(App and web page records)
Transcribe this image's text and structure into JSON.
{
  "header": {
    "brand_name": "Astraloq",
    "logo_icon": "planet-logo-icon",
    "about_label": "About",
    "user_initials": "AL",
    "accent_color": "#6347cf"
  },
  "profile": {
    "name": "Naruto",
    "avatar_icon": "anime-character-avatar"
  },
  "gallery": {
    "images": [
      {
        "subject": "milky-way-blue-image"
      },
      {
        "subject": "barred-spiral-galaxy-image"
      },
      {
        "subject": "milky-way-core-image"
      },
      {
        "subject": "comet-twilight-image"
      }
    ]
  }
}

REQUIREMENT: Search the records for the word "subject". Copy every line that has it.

FINAL ANSWER:
        "subject": "milky-way-blue-image"
        "subject": "barred-spiral-galaxy-image"
        "subject": "milky-way-core-image"
        "subject": "comet-twilight-image"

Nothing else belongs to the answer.